Sex Stamina Tester: Users place their smart device on their beds and measure sexual stamina (how long sex lasts). This app is obviously directed at men, but women are also encouraged to identify their partners’ “rank” among sexual athletes.
Enigma Sex Tracker: Directed at men but involves the use of data from female partners concerning ovulation and menstrual cycles. This data is inputted into a calendar along with frequency of sexual activity. According to the blurb, “Men do not always understand women,” and knowing more about their reproductive cycles will help determine when female partners are more likely to be “sexually receptive.”
Sexperience: Users keep records of how many sexual partners they have had. (“Sometimes you may sit and ponder the number, and wish you knew the exact amount just for personal satisfaction.”) Also allows users to record “how good” the experience was and how long it was and “generate all kinds of exciting and mathematical reports.”

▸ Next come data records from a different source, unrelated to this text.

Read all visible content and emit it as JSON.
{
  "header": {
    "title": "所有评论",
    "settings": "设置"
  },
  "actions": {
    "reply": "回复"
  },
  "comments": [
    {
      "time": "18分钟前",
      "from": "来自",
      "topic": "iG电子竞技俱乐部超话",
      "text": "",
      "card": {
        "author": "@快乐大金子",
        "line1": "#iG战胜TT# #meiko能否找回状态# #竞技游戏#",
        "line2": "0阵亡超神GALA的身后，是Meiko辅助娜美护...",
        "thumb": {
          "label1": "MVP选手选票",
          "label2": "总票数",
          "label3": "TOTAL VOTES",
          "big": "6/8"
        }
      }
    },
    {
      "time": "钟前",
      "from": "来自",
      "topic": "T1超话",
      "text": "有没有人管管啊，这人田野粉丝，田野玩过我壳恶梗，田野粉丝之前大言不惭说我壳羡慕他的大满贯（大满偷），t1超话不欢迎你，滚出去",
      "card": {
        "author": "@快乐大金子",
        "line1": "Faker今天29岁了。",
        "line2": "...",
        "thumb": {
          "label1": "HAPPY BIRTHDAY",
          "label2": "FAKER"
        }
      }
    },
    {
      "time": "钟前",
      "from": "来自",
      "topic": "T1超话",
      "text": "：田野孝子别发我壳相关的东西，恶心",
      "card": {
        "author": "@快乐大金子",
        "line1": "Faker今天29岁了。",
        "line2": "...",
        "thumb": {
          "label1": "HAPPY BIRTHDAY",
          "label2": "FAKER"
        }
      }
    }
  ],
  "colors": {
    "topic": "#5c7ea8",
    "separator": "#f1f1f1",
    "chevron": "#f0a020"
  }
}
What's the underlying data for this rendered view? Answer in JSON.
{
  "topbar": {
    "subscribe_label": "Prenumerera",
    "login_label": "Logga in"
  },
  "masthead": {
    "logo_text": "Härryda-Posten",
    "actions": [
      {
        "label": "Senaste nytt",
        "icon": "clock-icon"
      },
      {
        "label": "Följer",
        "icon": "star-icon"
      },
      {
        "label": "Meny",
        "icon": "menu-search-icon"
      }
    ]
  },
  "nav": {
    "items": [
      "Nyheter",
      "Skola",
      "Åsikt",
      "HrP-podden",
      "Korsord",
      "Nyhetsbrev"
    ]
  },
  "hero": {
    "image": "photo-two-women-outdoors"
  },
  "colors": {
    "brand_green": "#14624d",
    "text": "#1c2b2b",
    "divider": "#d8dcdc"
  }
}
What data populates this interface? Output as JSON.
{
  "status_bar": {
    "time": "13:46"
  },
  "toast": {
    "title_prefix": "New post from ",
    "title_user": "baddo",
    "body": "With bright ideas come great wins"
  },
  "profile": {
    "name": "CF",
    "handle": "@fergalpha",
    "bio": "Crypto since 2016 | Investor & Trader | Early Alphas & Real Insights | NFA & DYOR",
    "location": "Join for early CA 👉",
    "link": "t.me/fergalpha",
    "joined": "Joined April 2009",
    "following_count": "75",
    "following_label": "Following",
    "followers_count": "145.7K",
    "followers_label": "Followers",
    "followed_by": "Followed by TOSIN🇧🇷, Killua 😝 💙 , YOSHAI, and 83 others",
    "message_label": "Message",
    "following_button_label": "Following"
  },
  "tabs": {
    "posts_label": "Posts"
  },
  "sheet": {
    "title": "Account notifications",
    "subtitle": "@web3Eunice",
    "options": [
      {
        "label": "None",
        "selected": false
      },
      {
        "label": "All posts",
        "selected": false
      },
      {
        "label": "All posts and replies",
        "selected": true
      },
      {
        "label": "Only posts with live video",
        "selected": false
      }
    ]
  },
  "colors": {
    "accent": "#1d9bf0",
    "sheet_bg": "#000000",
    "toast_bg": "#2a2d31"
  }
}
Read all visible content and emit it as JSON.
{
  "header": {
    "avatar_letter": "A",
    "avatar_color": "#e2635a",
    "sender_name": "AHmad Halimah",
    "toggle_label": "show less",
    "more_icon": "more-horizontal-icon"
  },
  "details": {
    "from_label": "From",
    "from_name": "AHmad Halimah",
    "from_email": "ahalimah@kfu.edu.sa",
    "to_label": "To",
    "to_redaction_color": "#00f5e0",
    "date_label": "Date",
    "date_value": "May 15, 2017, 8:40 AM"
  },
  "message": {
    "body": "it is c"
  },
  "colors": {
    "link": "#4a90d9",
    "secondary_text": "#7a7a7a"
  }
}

Spreadsheets: Measures movement and sound levels. The app’s algorithms give statistical analyses of performance, providing a visual display of noise level, average thrusts per minute, and duration of intercourse. The description of a similar app, iBang, notes that it produces graphs visualizing the data collected, which, “for the brave,” can be shared to Facebook or Twitter.